== Segment start ==
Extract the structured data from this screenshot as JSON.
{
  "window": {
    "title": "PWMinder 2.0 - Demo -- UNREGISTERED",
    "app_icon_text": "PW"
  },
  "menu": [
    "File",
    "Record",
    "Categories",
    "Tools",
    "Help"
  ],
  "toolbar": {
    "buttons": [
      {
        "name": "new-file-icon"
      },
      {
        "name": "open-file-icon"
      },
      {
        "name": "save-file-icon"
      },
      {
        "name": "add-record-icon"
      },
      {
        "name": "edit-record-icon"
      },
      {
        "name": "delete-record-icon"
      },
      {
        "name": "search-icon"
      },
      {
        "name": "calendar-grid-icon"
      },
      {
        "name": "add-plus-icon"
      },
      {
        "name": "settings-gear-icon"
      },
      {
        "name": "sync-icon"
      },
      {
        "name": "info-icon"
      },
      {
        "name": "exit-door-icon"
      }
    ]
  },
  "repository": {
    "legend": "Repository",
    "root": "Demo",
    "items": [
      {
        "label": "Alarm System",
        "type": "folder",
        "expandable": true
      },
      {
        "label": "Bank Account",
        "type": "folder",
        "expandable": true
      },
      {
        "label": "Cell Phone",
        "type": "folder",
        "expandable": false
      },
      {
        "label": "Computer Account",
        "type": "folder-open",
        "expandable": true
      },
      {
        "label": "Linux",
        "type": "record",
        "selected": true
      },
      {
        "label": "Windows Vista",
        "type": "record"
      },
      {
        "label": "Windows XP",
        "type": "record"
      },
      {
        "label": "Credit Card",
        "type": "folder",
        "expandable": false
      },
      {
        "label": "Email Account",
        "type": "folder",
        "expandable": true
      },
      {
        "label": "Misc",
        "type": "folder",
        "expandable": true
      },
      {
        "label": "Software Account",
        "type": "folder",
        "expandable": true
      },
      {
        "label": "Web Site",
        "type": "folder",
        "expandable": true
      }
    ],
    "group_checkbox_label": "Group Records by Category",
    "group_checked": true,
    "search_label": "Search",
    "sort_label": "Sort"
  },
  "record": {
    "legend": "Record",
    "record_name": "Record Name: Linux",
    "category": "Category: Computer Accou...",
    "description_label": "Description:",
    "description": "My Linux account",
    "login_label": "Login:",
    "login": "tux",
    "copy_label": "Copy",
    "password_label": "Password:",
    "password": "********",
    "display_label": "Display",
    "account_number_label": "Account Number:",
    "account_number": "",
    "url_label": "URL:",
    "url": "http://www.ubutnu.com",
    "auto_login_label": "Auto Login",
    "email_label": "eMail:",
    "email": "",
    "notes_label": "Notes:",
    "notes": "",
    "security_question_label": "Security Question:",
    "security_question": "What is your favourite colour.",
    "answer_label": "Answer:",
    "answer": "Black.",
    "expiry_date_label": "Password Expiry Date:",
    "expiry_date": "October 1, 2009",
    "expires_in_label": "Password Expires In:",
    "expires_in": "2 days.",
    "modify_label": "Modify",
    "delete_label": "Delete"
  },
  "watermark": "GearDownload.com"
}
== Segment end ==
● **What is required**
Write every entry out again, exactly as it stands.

● **Result of the exercise**
Extract the structured data from this screenshot as JSON.
{
  "window": {
    "title": "PWMinder 2.0 - Demo -- UNREGISTERED",
    "app_icon_text": "PW"
  },
  "menu": [
    "File",
    "Record",
    "Categories",
    "Tools",
    "Help"
  ],
  "toolbar": {
    "buttons": [
      {
        "name": "new-file-icon"
      },
      {
        "name": "open-file-icon"
      },
      {
        "name": "save-file-icon"
      },
      {
        "name": "add-record-icon"
      },
      {
        "name": "edit-record-icon"
      },
      {
        "name": "delete-record-icon"
      },
      {
        "name": "search-icon"
      },
      {
        "name": "calendar-grid-icon"
      },
      {
        "name": "add-plus-icon"
      },
      {
        "name": "settings-gear-icon"
      },
      {
        "name": "sync-icon"
      },
      {
        "name": "info-icon"
      },
      {
        "name": "exit-door-icon"
      }
    ]
  },
  "repository": {
    "legend": "Repository",
    "root": "Demo",
    "items": [
      {
        "label": "Alarm System",
        "type": "folder",
        "expandable": true
      },
      {
        "label": "Bank Account",
        "type": "folder",
        "expandable": true
      },
      {
        "label": "Cell Phone",
        "type": "folder",
        "expandable": false
      },
      {
        "label": "Computer Account",
        "type": "folder-open",
        "expandable": true
      },
      {
        "label": "Linux",
        "type": "record",
        "selected": true
      },
      {
        "label": "Windows Vista",
        "type": "record"
      },
      {
        "label": "Windows XP",
        "type": "record"
      },
      {
        "label": "Credit Card",
        "type": "folder",
        "expandable": false
      },
      {
        "label": "Email Account",
        "type": "folder",
        "expandable": true
      },
      {
        "label": "Misc",
        "type": "folder",
        "expandable": true
      },
      {
        "label": "Software Account",
        "type": "folder",
        "expandable": true
      },
      {
        "label": "Web Site",
        "type": "folder",
        "expandable": true
      }
    ],
    "group_checkbox_label": "Group Records by Category",
    "group_checked": true,
    "search_label": "Search",
    "sort_label": "Sort"
  },
  "record": {
    "legend": "Record",
    "record_name": "Record Name: Linux",
    "category": "Category: Computer Accou...",
    "description_label": "Description:",
    "description": "My Linux account",
    "login_label": "Login:",
    "login": "tux",
    "copy_label": "Copy",
    "password_label": "Password:",
    "password": "********",
    "display_label": "Display",
    "account_number_label": "Account Number:",
    "account_number": "",
    "url_label": "URL:",
    "url": "http://www.ubutnu.com",
    "auto_login_label": "Auto Login",
    "email_label": "eMail:",
    "email": "",
    "notes_label": "Notes:",
    "notes": "",
    "security_question_label": "Security Question:",
    "security_question": "What is your favourite colour.",
    "answer_label": "Answer:",
    "answer": "Black.",
    "expiry_date_label": "Password Expiry Date:",
    "expiry_date": "October 1, 2009",
    "expires_in_label": "Password Expires In:",
    "expires_in": "2 days.",
    "modify_label": "Modify",
    "delete_label": "Delete"
  },
  "watermark": "GearDownload.com"
}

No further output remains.